What you should do:
Leaving every picture out, repeat all of the entries below exactly.

[Interface dataset entries]
************
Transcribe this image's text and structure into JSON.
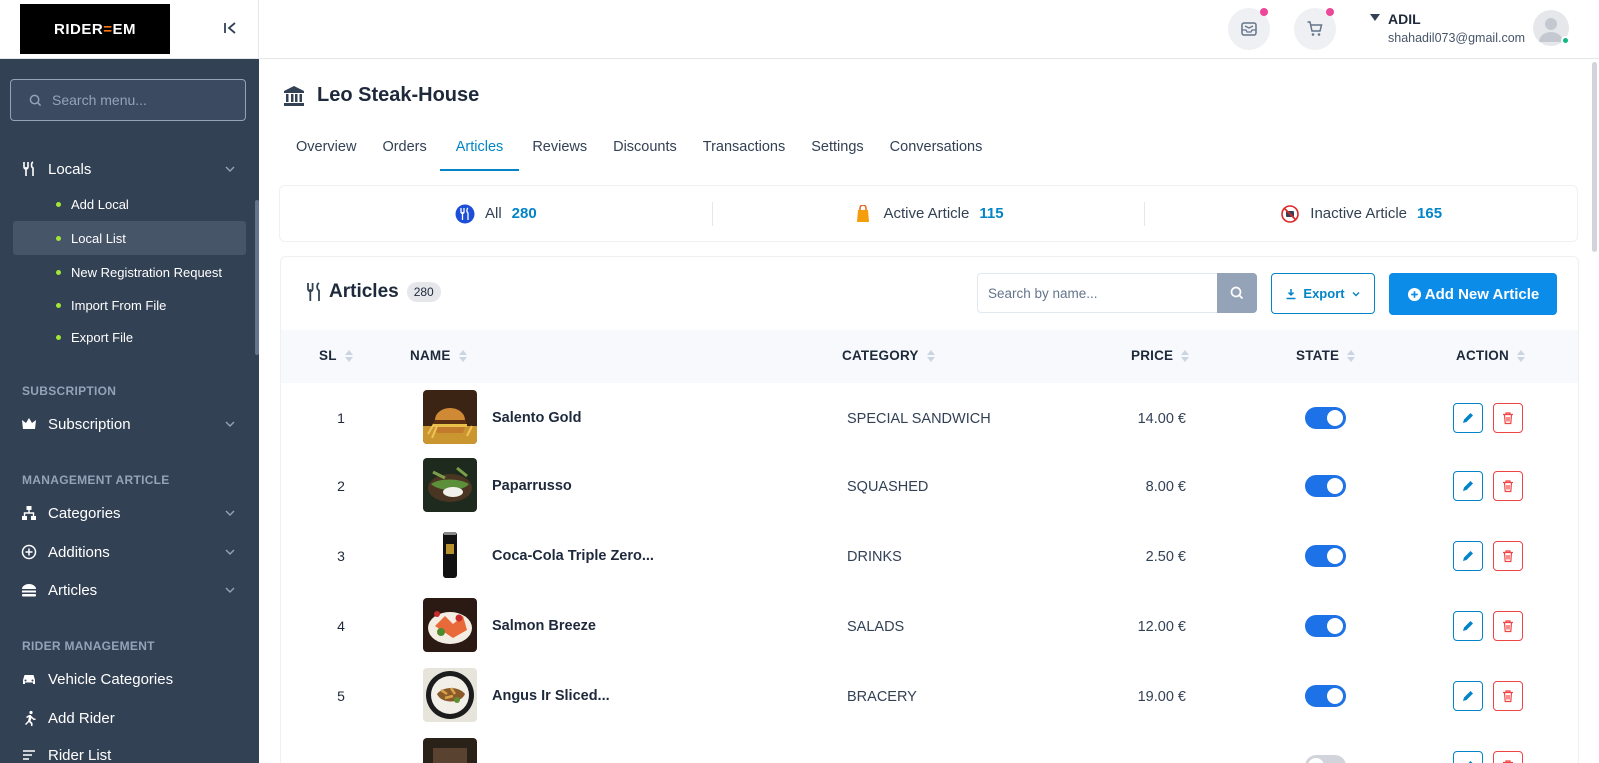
{
  "brand": {
    "logo_text": "RIDER",
    "logo_accent": "EM"
  },
  "sidebar": {
    "search_placeholder": "Search menu...",
    "locals": {
      "label": "Locals",
      "items": [
        "Add Local",
        "Local List",
        "New Registration Request",
        "Import From File",
        "Export File"
      ],
      "active_index": 1
    },
    "sections": [
      {
        "title": "SUBSCRIPTION",
        "items": [
          "Subscription"
        ]
      },
      {
        "title": "MANAGEMENT ARTICLE",
        "items": [
          "Categories",
          "Additions",
          "Articles"
        ]
      },
      {
        "title": "RIDER MANAGEMENT",
        "items": [
          "Vehicle Categories",
          "Add Rider",
          "Rider List"
        ]
      }
    ]
  },
  "topbar": {
    "user_name": "ADIL",
    "user_email": "shahadil073@gmail.com",
    "colors": {
      "badge": "#ec4899",
      "online": "#10b981"
    }
  },
  "page": {
    "title": "Leo Steak-House",
    "tabs": [
      "Overview",
      "Orders",
      "Articles",
      "Reviews",
      "Discounts",
      "Transactions",
      "Settings",
      "Conversations"
    ],
    "active_tab": 2
  },
  "stats": [
    {
      "label": "All",
      "value": "280"
    },
    {
      "label": "Active Article",
      "value": "115"
    },
    {
      "label": "Inactive Article",
      "value": "165"
    }
  ],
  "articles": {
    "title": "Articles",
    "count": "280",
    "search_placeholder": "Search by name...",
    "export_label": "Export",
    "add_label": "Add New Article",
    "columns": [
      "SL",
      "NAME",
      "CATEGORY",
      "PRICE",
      "STATE",
      "ACTION"
    ],
    "rows": [
      {
        "sl": "1",
        "name": "Salento Gold",
        "category": "SPECIAL SANDWICH",
        "price": "14.00 €",
        "active": true
      },
      {
        "sl": "2",
        "name": "Paparrusso",
        "category": "SQUASHED",
        "price": "8.00 €",
        "active": true
      },
      {
        "sl": "3",
        "name": "Coca-Cola Triple Zero...",
        "category": "DRINKS",
        "price": "2.50 €",
        "active": true
      },
      {
        "sl": "4",
        "name": "Salmon Breeze",
        "category": "SALADS",
        "price": "12.00 €",
        "active": true
      },
      {
        "sl": "5",
        "name": "Angus Ir Sliced...",
        "category": "BRACERY",
        "price": "19.00 €",
        "active": true
      },
      {
        "sl": "",
        "name": "",
        "category": "",
        "price": "",
        "active": false
      }
    ]
  },
  "colors": {
    "accent": "#0284c7",
    "primary_button": "#0a8ce8",
    "sidebar_bg": "#334155",
    "toggle_on": "#1d72e8",
    "delete": "#ef4444"
  }
}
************
Final answer:
Transcribe this image's text and structure into JSON.
{
  "brand": {
    "logo_text": "RIDER",
    "logo_accent": "EM"
  },
  "sidebar": {
    "search_placeholder": "Search menu...",
    "locals": {
      "label": "Locals",
      "items": [
        "Add Local",
        "Local List",
        "New Registration Request",
        "Import From File",
        "Export File"
      ],
      "active_index": 1
    },
    "sections": [
      {
        "title": "SUBSCRIPTION",
        "items": [
          "Subscription"
        ]
      },
      {
        "title": "MANAGEMENT ARTICLE",
        "items": [
          "Categories",
          "Additions",
          "Articles"
        ]
      },
      {
        "title": "RIDER MANAGEMENT",
        "items": [
          "Vehicle Categories",
          "Add Rider",
          "Rider List"
        ]
      }
    ]
  },
  "topbar": {
    "user_name": "ADIL",
    "user_email": "shahadil073@gmail.com",
    "colors": {
      "badge": "#ec4899",
      "online": "#10b981"
    }
  },
  "page": {
    "title": "Leo Steak-House",
    "tabs": [
      "Overview",
      "Orders",
      "Articles",
      "Reviews",
      "Discounts",
      "Transactions",
      "Settings",
      "Conversations"
    ],
    "active_tab": 2
  },
  "stats": [
    {
      "label": "All",
      "value": "280"
    },
    {
      "label": "Active Article",
      "value": "115"
    },
    {
      "label": "Inactive Article",
      "value": "165"
    }
  ],
  "articles": {
    "title": "Articles",
    "count": "280",
    "search_placeholder": "Search by name...",
    "export_label": "Export",
    "add_label": "Add New Article",
    "columns": [
      "SL",
      "NAME",
      "CATEGORY",
      "PRICE",
      "STATE",
      "ACTION"
    ],
    "rows": [
      {
        "sl": "1",
        "name": "Salento Gold",
        "category": "SPECIAL SANDWICH",
        "price": "14.00 €",
        "active": true
      },
      {
        "sl": "2",
        "name": "Paparrusso",
        "category": "SQUASHED",
        "price": "8.00 €",
        "active": true
      },
      {
        "sl": "3",
        "name": "Coca-Cola Triple Zero...",
        "category": "DRINKS",
        "price": "2.50 €",
        "active": true
      },
      {
        "sl": "4",
        "name": "Salmon Breeze",
        "category": "SALADS",
        "price": "12.00 €",
        "active": true
      },
      {
        "sl": "5",
        "name": "Angus Ir Sliced...",
        "category": "BRACERY",
        "price": "19.00 €",
        "active": true
      },
      {
        "sl": "",
        "name": "",
        "category": "",
        "price": "",
        "active": false
      }
    ]
  },
  "colors": {
    "accent": "#0284c7",
    "primary_button": "#0a8ce8",
    "sidebar_bg": "#334155",
    "toggle_on": "#1d72e8",
    "delete": "#ef4444"
  }
}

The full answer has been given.